**EXERCISE OBJECTIVE**
Among the records, how many lines contain "this"? Only the number is needed.

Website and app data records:
--- START ---
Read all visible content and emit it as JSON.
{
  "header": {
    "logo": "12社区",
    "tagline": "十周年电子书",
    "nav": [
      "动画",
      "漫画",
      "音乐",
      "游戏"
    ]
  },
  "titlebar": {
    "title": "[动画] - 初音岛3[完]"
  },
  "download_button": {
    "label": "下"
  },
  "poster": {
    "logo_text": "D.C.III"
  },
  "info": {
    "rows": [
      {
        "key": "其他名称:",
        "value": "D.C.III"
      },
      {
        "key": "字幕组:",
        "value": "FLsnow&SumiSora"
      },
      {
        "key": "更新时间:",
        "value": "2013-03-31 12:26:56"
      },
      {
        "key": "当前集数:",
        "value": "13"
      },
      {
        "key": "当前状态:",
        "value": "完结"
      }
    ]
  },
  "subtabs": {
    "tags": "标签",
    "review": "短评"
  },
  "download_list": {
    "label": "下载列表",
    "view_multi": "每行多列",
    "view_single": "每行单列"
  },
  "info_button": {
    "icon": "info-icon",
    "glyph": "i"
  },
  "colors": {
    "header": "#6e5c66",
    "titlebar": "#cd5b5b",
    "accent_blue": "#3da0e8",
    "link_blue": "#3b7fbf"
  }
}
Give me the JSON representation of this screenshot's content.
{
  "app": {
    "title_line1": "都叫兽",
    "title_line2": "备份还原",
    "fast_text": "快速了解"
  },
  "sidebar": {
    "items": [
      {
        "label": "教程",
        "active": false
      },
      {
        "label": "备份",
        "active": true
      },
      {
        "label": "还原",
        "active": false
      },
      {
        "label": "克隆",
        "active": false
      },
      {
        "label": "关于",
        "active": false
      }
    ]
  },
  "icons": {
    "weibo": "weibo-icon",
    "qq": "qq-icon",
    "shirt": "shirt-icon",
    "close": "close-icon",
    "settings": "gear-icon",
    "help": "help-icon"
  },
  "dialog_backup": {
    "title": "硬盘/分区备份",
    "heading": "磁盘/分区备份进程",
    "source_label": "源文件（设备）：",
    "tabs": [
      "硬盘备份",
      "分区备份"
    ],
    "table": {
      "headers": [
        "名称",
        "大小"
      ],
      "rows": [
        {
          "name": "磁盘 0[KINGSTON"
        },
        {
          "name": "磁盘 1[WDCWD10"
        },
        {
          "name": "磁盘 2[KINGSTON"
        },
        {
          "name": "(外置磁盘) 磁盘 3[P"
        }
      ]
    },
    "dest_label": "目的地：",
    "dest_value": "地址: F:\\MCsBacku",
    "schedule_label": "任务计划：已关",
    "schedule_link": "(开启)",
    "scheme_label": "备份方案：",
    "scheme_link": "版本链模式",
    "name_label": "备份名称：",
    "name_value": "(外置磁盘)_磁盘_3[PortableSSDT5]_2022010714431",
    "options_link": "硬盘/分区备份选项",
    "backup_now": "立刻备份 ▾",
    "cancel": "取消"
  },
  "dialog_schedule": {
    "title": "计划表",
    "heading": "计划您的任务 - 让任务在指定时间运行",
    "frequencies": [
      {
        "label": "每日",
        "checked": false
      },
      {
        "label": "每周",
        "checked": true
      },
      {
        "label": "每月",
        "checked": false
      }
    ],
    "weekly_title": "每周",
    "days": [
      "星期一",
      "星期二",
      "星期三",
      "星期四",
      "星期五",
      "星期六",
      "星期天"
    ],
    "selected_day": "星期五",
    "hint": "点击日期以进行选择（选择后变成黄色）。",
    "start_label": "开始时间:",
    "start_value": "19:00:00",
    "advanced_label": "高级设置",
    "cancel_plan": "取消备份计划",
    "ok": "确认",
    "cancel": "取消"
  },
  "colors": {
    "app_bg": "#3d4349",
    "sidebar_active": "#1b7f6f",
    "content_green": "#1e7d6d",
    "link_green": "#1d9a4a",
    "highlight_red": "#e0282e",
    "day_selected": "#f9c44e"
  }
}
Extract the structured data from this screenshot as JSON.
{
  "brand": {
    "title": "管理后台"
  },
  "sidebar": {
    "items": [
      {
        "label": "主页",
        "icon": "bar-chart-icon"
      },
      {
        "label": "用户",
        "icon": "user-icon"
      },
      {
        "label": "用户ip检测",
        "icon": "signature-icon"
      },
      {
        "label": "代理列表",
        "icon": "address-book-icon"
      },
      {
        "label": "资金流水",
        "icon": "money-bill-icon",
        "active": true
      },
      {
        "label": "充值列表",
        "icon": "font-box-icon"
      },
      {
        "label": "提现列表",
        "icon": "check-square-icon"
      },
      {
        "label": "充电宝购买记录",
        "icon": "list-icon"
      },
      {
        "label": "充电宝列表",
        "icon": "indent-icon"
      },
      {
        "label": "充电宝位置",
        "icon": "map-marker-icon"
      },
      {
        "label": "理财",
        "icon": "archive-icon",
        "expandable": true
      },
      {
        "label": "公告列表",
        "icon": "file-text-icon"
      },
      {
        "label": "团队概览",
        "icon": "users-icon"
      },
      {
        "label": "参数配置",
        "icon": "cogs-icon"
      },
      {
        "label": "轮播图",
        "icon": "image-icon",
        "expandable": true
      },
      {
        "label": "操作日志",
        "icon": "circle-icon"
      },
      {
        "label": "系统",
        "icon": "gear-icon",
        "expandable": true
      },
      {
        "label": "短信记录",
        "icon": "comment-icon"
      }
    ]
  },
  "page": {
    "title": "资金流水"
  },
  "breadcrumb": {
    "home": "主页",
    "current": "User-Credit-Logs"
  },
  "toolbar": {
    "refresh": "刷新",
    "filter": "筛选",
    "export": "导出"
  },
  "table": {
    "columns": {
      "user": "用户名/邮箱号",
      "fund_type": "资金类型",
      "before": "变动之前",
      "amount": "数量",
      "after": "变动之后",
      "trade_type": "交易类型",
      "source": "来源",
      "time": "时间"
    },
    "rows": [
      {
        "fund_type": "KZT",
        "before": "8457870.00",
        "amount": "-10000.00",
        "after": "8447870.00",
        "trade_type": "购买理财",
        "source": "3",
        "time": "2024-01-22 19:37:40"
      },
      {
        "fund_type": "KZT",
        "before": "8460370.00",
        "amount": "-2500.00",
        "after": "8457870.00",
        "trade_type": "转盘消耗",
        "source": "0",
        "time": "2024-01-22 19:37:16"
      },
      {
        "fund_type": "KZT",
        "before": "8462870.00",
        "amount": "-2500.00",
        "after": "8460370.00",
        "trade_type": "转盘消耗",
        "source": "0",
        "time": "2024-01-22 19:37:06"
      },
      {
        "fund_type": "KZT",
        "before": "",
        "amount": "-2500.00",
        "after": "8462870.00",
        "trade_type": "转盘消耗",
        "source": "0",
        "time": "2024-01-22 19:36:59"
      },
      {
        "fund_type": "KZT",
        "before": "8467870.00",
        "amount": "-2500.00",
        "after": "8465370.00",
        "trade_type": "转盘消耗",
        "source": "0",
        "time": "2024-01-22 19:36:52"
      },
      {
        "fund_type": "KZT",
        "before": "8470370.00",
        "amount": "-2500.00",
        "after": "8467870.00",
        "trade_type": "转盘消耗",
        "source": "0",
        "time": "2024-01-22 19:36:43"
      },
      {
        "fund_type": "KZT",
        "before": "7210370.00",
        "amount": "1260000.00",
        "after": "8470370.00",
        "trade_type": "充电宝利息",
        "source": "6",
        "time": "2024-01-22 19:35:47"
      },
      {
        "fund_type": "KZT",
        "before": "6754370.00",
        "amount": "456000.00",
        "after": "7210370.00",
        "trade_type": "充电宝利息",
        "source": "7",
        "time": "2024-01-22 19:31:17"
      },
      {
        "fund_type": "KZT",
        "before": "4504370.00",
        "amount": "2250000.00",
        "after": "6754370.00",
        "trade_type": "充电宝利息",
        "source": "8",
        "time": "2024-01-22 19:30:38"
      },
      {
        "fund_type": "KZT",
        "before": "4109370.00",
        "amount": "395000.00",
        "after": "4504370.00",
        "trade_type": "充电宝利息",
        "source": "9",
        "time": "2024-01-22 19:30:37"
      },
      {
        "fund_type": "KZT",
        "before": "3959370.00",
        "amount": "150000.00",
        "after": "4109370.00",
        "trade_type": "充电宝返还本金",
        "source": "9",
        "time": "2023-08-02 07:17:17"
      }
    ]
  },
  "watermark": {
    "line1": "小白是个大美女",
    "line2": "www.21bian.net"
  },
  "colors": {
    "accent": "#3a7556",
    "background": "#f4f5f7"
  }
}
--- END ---
**EXERCISE SOLUTION**
2